**PROBLEM TO SOLVE:** Please return all of the data exactly as written.

(Data records for software interfaces)
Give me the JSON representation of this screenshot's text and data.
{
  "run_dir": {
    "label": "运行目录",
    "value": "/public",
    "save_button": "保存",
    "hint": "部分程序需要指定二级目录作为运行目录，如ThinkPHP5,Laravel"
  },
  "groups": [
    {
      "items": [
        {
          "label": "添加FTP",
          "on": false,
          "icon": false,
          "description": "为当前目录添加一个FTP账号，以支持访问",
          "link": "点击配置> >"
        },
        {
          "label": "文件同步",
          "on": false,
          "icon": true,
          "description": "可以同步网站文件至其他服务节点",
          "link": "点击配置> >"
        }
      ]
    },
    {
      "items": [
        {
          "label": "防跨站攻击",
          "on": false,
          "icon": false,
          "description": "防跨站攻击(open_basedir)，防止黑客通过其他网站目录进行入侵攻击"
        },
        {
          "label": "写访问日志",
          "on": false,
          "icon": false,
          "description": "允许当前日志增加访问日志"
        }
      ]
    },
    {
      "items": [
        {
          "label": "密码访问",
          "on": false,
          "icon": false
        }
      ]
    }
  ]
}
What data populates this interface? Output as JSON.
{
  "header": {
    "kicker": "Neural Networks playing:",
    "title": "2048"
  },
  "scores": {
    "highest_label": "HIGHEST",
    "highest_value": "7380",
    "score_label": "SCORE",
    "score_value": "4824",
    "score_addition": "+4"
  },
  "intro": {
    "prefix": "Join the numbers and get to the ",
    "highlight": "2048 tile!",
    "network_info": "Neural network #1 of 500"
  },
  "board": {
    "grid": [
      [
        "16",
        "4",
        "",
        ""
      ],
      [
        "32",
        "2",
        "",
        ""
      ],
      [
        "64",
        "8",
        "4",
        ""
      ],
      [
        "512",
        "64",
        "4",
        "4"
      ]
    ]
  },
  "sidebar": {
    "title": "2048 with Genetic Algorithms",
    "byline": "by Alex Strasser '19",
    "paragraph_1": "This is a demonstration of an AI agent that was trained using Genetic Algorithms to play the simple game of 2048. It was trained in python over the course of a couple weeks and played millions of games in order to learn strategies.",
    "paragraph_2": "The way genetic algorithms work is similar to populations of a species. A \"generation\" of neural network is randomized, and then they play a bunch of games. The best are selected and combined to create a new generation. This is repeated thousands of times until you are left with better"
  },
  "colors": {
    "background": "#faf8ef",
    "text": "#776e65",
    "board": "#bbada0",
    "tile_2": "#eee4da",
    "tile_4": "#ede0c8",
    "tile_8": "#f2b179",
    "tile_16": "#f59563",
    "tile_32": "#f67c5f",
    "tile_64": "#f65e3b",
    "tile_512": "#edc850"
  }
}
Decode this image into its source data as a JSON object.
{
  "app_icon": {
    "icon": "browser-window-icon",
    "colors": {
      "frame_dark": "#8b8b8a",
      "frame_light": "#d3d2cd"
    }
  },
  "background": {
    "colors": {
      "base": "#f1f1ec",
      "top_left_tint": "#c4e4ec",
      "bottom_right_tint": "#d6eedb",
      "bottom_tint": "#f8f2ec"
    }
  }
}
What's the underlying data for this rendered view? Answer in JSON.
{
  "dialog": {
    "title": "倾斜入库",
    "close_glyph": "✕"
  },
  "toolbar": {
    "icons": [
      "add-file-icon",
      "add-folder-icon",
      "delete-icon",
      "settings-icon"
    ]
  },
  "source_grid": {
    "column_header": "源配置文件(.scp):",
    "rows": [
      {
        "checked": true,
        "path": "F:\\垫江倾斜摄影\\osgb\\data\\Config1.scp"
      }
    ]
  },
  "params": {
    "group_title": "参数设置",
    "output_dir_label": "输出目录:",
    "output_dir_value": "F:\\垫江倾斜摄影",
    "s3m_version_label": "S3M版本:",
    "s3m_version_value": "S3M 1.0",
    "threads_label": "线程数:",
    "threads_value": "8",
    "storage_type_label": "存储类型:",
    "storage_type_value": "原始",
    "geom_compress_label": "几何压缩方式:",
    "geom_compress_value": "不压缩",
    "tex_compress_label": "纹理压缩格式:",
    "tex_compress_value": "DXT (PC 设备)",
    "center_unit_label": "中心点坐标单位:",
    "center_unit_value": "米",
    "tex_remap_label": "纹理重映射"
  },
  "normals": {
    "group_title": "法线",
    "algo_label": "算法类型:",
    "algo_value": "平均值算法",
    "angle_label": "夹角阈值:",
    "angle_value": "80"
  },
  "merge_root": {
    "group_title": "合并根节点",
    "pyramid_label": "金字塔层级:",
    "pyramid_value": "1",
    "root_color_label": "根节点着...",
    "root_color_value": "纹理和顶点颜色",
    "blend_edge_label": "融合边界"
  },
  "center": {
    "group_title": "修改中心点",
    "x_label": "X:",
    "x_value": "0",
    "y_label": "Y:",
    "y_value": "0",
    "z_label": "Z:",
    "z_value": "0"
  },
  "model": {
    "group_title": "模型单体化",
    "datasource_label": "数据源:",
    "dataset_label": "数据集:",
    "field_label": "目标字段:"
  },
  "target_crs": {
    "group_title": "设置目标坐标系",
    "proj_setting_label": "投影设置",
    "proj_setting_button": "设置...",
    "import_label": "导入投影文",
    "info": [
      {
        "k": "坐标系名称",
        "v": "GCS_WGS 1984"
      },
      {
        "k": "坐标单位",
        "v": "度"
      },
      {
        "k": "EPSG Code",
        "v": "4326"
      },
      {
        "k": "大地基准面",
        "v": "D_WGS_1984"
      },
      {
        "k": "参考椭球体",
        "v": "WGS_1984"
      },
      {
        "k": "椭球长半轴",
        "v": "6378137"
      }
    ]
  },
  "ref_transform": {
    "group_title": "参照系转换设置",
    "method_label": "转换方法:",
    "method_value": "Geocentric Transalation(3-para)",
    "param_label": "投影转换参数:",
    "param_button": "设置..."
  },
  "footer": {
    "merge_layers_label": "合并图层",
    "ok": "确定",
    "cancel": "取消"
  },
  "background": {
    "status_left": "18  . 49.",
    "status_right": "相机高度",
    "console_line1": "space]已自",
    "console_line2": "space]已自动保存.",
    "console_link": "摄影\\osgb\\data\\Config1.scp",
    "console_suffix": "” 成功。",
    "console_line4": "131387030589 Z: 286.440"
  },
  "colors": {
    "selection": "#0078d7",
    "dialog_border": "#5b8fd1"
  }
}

**RESPONSE BOX:**
Give me the JSON representation of this screenshot's text and data.
{
  "run_dir": {
    "label": "运行目录",
    "value": "/public",
    "save_button": "保存",
    "hint": "部分程序需要指定二级目录作为运行目录，如ThinkPHP5,Laravel"
  },
  "groups": [
    {
      "items": [
        {
          "label": "添加FTP",
          "on": false,
          "icon": false,
          "description": "为当前目录添加一个FTP账号，以支持访问",
          "link": "点击配置> >"
        },
        {
          "label": "文件同步",
          "on": false,
          "icon": true,
          "description": "可以同步网站文件至其他服务节点",
          "link": "点击配置> >"
        }
      ]
    },
    {
      "items": [
        {
          "label": "防跨站攻击",
          "on": false,
          "icon": false,
          "description": "防跨站攻击(open_basedir)，防止黑客通过其他网站目录进行入侵攻击"
        },
        {
          "label": "写访问日志",
          "on": false,
          "icon": false,
          "description": "允许当前日志增加访问日志"
        }
      ]
    },
    {
      "items": [
        {
          "label": "密码访问",
          "on": false,
          "icon": false
        }
      ]
    }
  ]
}
What data populates this interface? Output as JSON.
{
  "header": {
    "kicker": "Neural Networks playing:",
    "title": "2048"
  },
  "scores": {
    "highest_label": "HIGHEST",
    "highest_value": "7380",
    "score_label": "SCORE",
    "score_value": "4824",
    "score_addition": "+4"
  },
  "intro": {
    "prefix": "Join the numbers and get to the ",
    "highlight": "2048 tile!",
    "network_info": "Neural network #1 of 500"
  },
  "board": {
    "grid": [
      [
        "16",
        "4",
        "",
        ""
      ],
      [
        "32",
        "2",
        "",
        ""
      ],
      [
        "64",
        "8",
        "4",
        ""
      ],
      [
        "512",
        "64",
        "4",
        "4"
      ]
    ]
  },
  "sidebar": {
    "title": "2048 with Genetic Algorithms",
    "byline": "by Alex Strasser '19",
    "paragraph_1": "This is a demonstration of an AI agent that was trained using Genetic Algorithms to play the simple game of 2048. It was trained in python over the course of a couple weeks and played millions of games in order to learn strategies.",
    "paragraph_2": "The way genetic algorithms work is similar to populations of a species. A \"generation\" of neural network is randomized, and then they play a bunch of games. The best are selected and combined to create a new generation. This is repeated thousands of times until you are left with better"
  },
  "colors": {
    "background": "#faf8ef",
    "text": "#776e65",
    "board": "#bbada0",
    "tile_2": "#eee4da",
    "tile_4": "#ede0c8",
    "tile_8": "#f2b179",
    "tile_16": "#f59563",
    "tile_32": "#f67c5f",
    "tile_64": "#f65e3b",
    "tile_512": "#edc850"
  }
}
Decode this image into its source data as a JSON object.
{
  "app_icon": {
    "icon": "browser-window-icon",
    "colors": {
      "frame_dark": "#8b8b8a",
      "frame_light": "#d3d2cd"
    }
  },
  "background": {
    "colors": {
      "base": "#f1f1ec",
      "top_left_tint": "#c4e4ec",
      "bottom_right_tint": "#d6eedb",
      "bottom_tint": "#f8f2ec"
    }
  }
}
What's the underlying data for this rendered view? Answer in JSON.
{
  "dialog": {
    "title": "倾斜入库",
    "close_glyph": "✕"
  },
  "toolbar": {
    "icons": [
      "add-file-icon",
      "add-folder-icon",
      "delete-icon",
      "settings-icon"
    ]
  },
  "source_grid": {
    "column_header": "源配置文件(.scp):",
    "rows": [
      {
        "checked": true,
        "path": "F:\\垫江倾斜摄影\\osgb\\data\\Config1.scp"
      }
    ]
  },
  "params": {
    "group_title": "参数设置",
    "output_dir_label": "输出目录:",
    "output_dir_value": "F:\\垫江倾斜摄影",
    "s3m_version_label": "S3M版本:",
    "s3m_version_value": "S3M 1.0",
    "threads_label": "线程数:",
    "threads_value": "8",
    "storage_type_label": "存储类型:",
    "storage_type_value": "原始",
    "geom_compress_label": "几何压缩方式:",
    "geom_compress_value": "不压缩",
    "tex_compress_label": "纹理压缩格式:",
    "tex_compress_value": "DXT (PC 设备)",
    "center_unit_label": "中心点坐标单位:",
    "center_unit_value": "米",
    "tex_remap_label": "纹理重映射"
  },
  "normals": {
    "group_title": "法线",
    "algo_label": "算法类型:",
    "algo_value": "平均值算法",
    "angle_label": "夹角阈值:",
    "angle_value": "80"
  },
  "merge_root": {
    "group_title": "合并根节点",
    "pyramid_label": "金字塔层级:",
    "pyramid_value": "1",
    "root_color_label": "根节点着...",
    "root_color_value": "纹理和顶点颜色",
    "blend_edge_label": "融合边界"
  },
  "center": {
    "group_title": "修改中心点",
    "x_label": "X:",
    "x_value": "0",
    "y_label": "Y:",
    "y_value": "0",
    "z_label": "Z:",
    "z_value": "0"
  },
  "model": {
    "group_title": "模型单体化",
    "datasource_label": "数据源:",
    "dataset_label": "数据集:",
    "field_label": "目标字段:"
  },
  "target_crs": {
    "group_title": "设置目标坐标系",
    "proj_setting_label": "投影设置",
    "proj_setting_button": "设置...",
    "import_label": "导入投影文",
    "info": [
      {
        "k": "坐标系名称",
        "v": "GCS_WGS 1984"
      },
      {
        "k": "坐标单位",
        "v": "度"
      },
      {
        "k": "EPSG Code",
        "v": "4326"
      },
      {
        "k": "大地基准面",
        "v": "D_WGS_1984"
      },
      {
        "k": "参考椭球体",
        "v": "WGS_1984"
      },
      {
        "k": "椭球长半轴",
        "v": "6378137"
      }
    ]
  },
  "ref_transform": {
    "group_title": "参照系转换设置",
    "method_label": "转换方法:",
    "method_value": "Geocentric Transalation(3-para)",
    "param_label": "投影转换参数:",
    "param_button": "设置..."
  },
  "footer": {
    "merge_layers_label": "合并图层",
    "ok": "确定",
    "cancel": "取消"
  },
  "background": {
    "status_left": "18  . 49.",
    "status_right": "相机高度",
    "console_line1": "space]已自",
    "console_line2": "space]已自动保存.",
    "console_link": "摄影\\osgb\\data\\Config1.scp",
    "console_suffix": "” 成功。",
    "console_line4": "131387030589 Z: 286.440"
  },
  "colors": {
    "selection": "#0078d7",
    "dialog_border": "#5b8fd1"
  }
}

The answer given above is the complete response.